Victor Matthews has had a sparkling culinary career in Colorado. Here, the 42-year-old master chef talks to 5280 about tossing pizzas, fine dining in Colorado Springs, and why Colorado's food scene is underappreciated.

April 2010

My first restaurant job was when I was 14 years old; I got a job at a pizza place as a dishwasher. Washing dishes isn't very flattering to the ladies, but there was a guy up front tossing dough, which seemed like a much cooler gig. I washed dishes for two years, and eventually started stirring pots, and at 16 I was in the window tossing pizzas.

At 18, I was at a used bookstore and saw a cookbook called Take Twelve Cooks, about these British master chefs. And I was just fascinated by this picture of a salad of sliced avocado with black currant vinaigrette. I had never heard of either of those ingredients, and it just blew my mind.

The number one question I get is why I moved to Colorado Springs. After being in New Orleans and Houston, I was tired of the South and the heat. I wanted my own place, with nice weather and mountains, so I went online and came across a place called the Pub and Grub in Green Mountain Falls, near Colorado Springs. I had never set foot in Colorado before, but I came out and just fell in love with the place—it was a 40-year-old log cabin with a huge fireplace. I bought it and reopened it as the Black Bear Restaurant, which was the place's original name, a year later.

When I moved here, dining left something to be desired in the Springs. There's just not enough people here into fine dining, so you really have to drive people to the restaurant.

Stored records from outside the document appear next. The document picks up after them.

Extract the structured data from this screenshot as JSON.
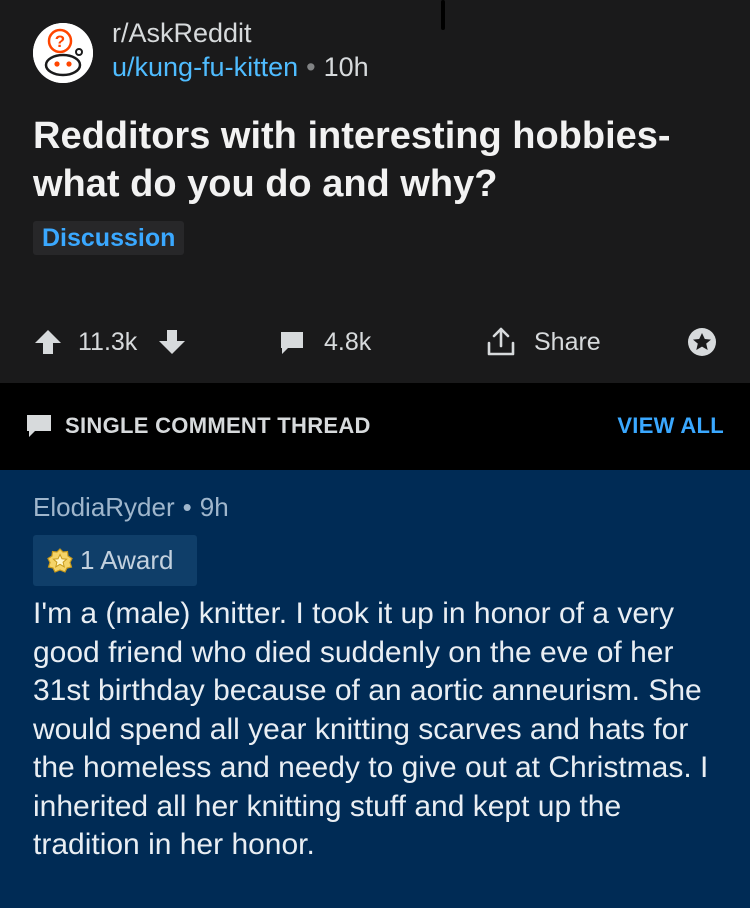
{
  "post": {
    "subreddit": "r/AskReddit",
    "author": "u/kung-fu-kitten",
    "separator": "•",
    "age": "10h",
    "title": "Redditors with interesting hobbies- what do you do and why?",
    "flair": "Discussion",
    "upvotes": "11.3k",
    "comments": "4.8k",
    "share_label": "Share"
  },
  "thread_bar": {
    "label": "SINGLE COMMENT THREAD",
    "view_all": "VIEW ALL"
  },
  "comment": {
    "author": "ElodiaRyder",
    "separator": "•",
    "age": "9h",
    "award_label": "1 Award",
    "body": "I'm a (male) knitter. I took it up in honor of a very good friend who died suddenly on the eve of her 31st birthday because of an aortic anneurism. She would spend all year knitting scarves and hats for the homeless and needy to give out at Christmas. I inherited all her knitting stuff and kept up the tradition in her honor."
  },
  "colors": {
    "background": "#1a1a1b",
    "link_blue": "#4fbcff",
    "accent_blue": "#3aa8ff",
    "comment_bg": "#002b55"
  }
}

Back in the early part of this decade, there were a lot of state cooking competitions, and chefs from Colorado Springs kept winning. People asked, "Why not Denver? Or Vail? Or Aspen?" And it's because in Colorado Springs you have to fight so hard. A lot of chefs here are psychos—you have to be totally dedicated. It's a battlefield.

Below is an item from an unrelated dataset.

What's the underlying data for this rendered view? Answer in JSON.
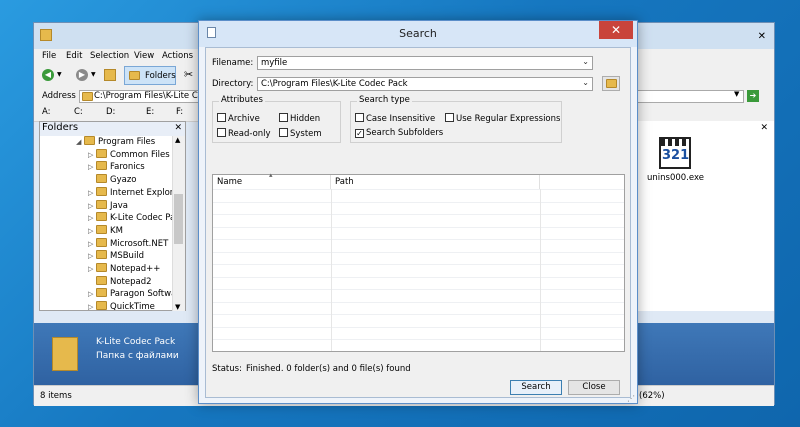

Food Network backfired because you have a huge quantity of people who think they know something about food.

A great chef or sommelier is an individual—the idea of a mass-production university is ludicrous. A school has to be set up like Juilliard—hands-on, with instructors that aren't just reading from a book. Our instructors are whooping ass on the line every night, and they will teach you to whoop ass on the line. That's the point of Paragon.

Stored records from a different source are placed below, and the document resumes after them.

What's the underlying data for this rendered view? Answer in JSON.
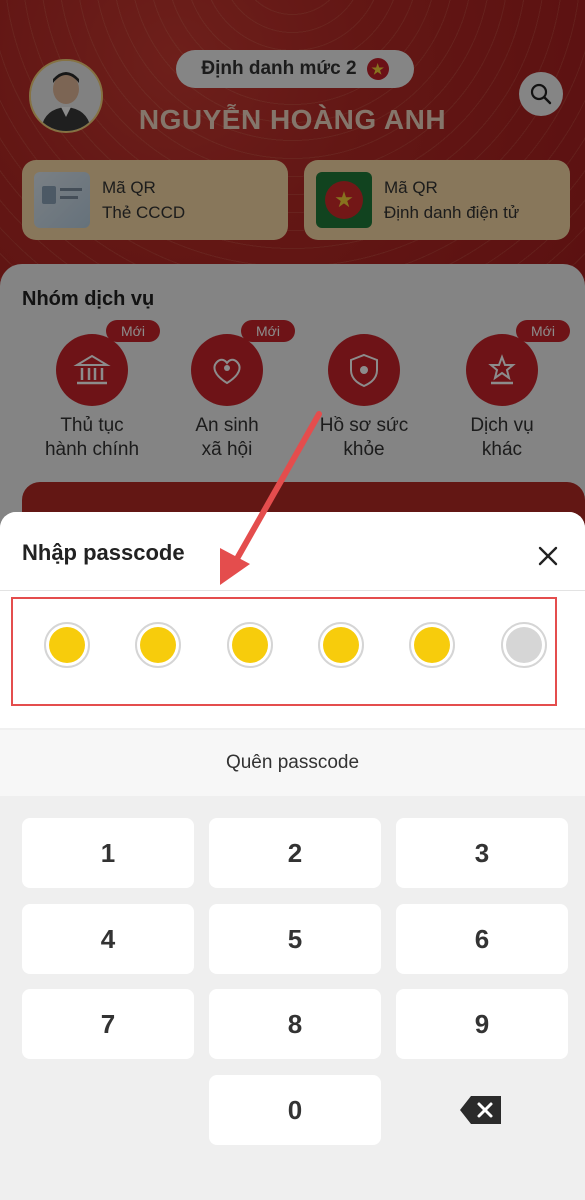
{
  "profile": {
    "level_label": "Định danh mức 2",
    "name": "NGUYỄN HOÀNG ANH"
  },
  "qr_cards": [
    {
      "line1": "Mã QR",
      "line2": "Thẻ CCCD"
    },
    {
      "line1": "Mã QR",
      "line2": "Định danh điện tử"
    }
  ],
  "services": {
    "title": "Nhóm dịch vụ",
    "new_label": "Mới",
    "items": [
      {
        "line1": "Thủ tục",
        "line2": "hành chính",
        "icon": "bank-icon",
        "new": true
      },
      {
        "line1": "An sinh",
        "line2": "xã hội",
        "icon": "family-icon",
        "new": true
      },
      {
        "line1": "Hồ sơ sức",
        "line2": "khỏe",
        "icon": "health-shield-icon",
        "new": false
      },
      {
        "line1": "Dịch vụ",
        "line2": "khác",
        "icon": "star-podium-icon",
        "new": true
      }
    ]
  },
  "passcode_sheet": {
    "title": "Nhập passcode",
    "forgot_label": "Quên passcode",
    "digits_filled": 5,
    "digits_total": 6
  },
  "keypad": {
    "keys": [
      "1",
      "2",
      "3",
      "4",
      "5",
      "6",
      "7",
      "8",
      "9",
      "0"
    ]
  },
  "colors": {
    "brand_red": "#c8242a",
    "dot_filled": "#f7cc0c",
    "dot_empty": "#d6d6d6",
    "annotation_red": "#e44d4d"
  }
}
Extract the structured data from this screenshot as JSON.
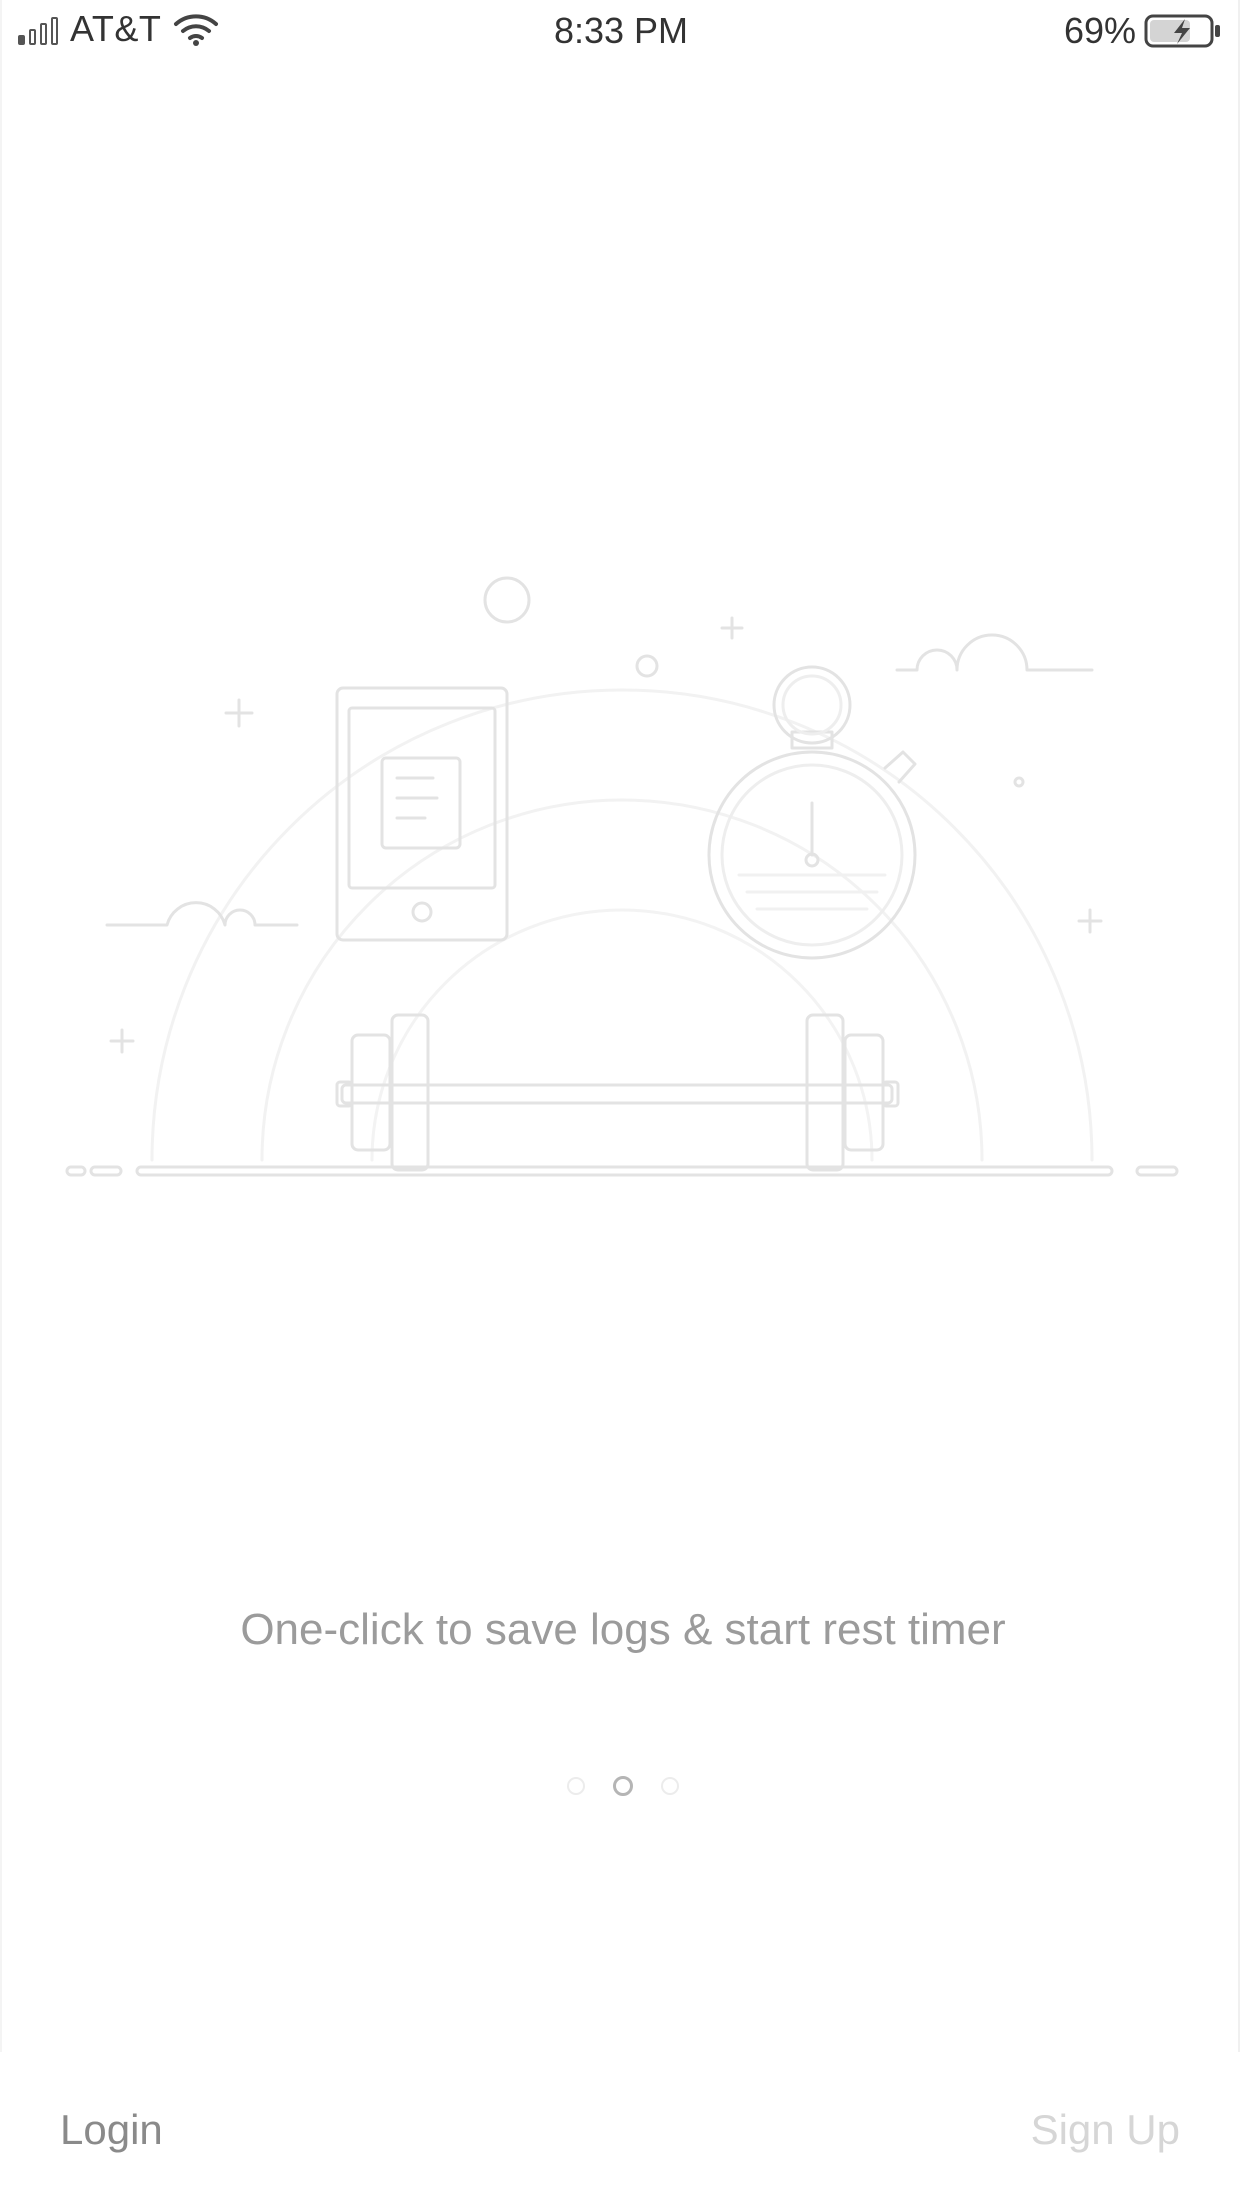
{
  "status_bar": {
    "carrier": "AT&T",
    "time": "8:33 PM",
    "battery_percent": "69%",
    "signal_bars_active": 1,
    "signal_bars_total": 4,
    "battery_level": 0.69,
    "charging": true
  },
  "onboarding": {
    "caption": "One-click to save logs & start rest timer",
    "page_count": 3,
    "current_page": 2
  },
  "bottom_bar": {
    "login_label": "Login",
    "signup_label": "Sign Up"
  },
  "icons": {
    "signal": "cellular-signal-icon",
    "wifi": "wifi-icon",
    "battery": "battery-charging-icon",
    "illustration": "workout-illustration"
  },
  "colors": {
    "caption": "#9b9b9b",
    "login": "#8a8a8a",
    "signup": "#d6d6d6",
    "line_art": "#e6e6e6"
  }
}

Colorado's food scene is vastly underappreciated. Our lamb is legendary—if you go to New York, or Paris, or Tokyo, they're eating Colorado lamb. It's just better. We also have insane beef credentials, and beans, and high-end potatoes from the San Luis Valley, and some of the best mushroom foraging in America.

We're one plane hop from both coasts, so we can get anything in the world quickly. Colorado is partly in the Southwest and the Heartland, and we have some big cities and the mountains. We have everything in America with the exception of the oceans, and because of that we also have freedom. If you're in Boston, you have to do things like Boston. If you're in San Diego, you have to do things like San Diego. But since we're all muddled up, we're able to do whatever we want.